Think paring government spending is going to be easy? Consider this:
Demographic changes, the recession and the ever expanding percentage of the population eligible for assistance is creating constituencies opposed to spending restraint. As the article points out:
Nearly three-quarters of Americans blame the U.S. budget deficit on spending too much money on federal programs, according to a Gallup poll last year, but when the conversation turns to which programs to cut, the majorities are harder to find. For example, 56% of respondents oppose making significant changes to Social Security or Medicare.
And then there’s a program to assist one of the most productive and, lately, most profitable sectors of the economy:
More farmers than expected applied to put their land in a government program that pays the farmers not to plant crops and not all of the acres could be accommodated, the U.S. Department of Agriculture said Friday.
The USDA accepted 3.9 million new acres into the Conservation Reserve Program, or CRP, in the latest sign-up period and turned away 600,000 acres.
Interest in the program was so high, a USDA spokesman said, the agency extended the time period to allow farmers to get their applications filed.
A guaranteed return on land is appealing to farmers, especially if the land isn’t well suited for planting crops, said Todd Davis, a senior economist with the American Farm Bureau Federation.
The USDA has about 30 million acres idled under this program at a cost of $1.8 billion per year. The purpose?
“By reducing water runoff and sedimentation, CRP protects groundwater and helps improve the condition of lakes, rivers, ponds, and streams,” according to the USDA. “Acreage enrolled in the CRP is planted to resource-conserving vegetative covers, making the program a major contributor to increased wildlife populations in many parts of the country.”

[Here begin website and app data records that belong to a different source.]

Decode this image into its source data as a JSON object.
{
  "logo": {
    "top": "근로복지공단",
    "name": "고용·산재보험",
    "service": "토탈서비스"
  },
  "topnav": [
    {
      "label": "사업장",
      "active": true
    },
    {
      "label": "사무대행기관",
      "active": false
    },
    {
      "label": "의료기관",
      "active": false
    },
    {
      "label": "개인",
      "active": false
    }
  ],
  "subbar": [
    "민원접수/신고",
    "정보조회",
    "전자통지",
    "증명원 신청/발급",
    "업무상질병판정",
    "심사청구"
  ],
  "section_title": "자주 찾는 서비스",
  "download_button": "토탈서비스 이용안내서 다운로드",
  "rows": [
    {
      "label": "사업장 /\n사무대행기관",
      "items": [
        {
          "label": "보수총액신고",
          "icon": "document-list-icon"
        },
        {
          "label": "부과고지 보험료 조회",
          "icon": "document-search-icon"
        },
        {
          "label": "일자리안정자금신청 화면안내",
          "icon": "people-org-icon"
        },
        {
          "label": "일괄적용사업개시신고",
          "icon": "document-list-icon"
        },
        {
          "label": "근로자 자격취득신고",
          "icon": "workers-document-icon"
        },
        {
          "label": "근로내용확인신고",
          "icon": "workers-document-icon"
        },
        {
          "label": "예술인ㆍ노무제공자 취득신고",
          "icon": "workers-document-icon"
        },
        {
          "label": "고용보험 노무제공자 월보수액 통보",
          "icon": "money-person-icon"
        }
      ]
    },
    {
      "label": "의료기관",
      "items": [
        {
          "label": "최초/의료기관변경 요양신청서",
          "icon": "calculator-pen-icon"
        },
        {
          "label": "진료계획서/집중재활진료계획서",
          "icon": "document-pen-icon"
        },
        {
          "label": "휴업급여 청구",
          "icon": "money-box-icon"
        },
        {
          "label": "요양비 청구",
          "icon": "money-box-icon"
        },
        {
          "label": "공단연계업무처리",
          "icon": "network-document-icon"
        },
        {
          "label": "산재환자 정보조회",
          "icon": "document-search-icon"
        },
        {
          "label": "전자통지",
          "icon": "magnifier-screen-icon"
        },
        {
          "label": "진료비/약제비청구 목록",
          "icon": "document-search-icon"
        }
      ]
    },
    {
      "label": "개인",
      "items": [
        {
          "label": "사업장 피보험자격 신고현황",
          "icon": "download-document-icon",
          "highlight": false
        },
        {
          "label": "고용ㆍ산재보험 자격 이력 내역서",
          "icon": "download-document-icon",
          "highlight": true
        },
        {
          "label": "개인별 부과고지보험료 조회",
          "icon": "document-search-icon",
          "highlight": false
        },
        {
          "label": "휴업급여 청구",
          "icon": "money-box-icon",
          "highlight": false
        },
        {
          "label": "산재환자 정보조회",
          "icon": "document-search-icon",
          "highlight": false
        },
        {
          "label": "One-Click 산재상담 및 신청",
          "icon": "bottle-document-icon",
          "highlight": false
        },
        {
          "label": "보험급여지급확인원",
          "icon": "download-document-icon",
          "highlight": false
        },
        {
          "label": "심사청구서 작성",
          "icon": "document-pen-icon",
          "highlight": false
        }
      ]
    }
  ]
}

Which seems like a rather expansive interpretation of the USDA’s brief.
We probably overestimate the degree to which we lag the European social welfare states.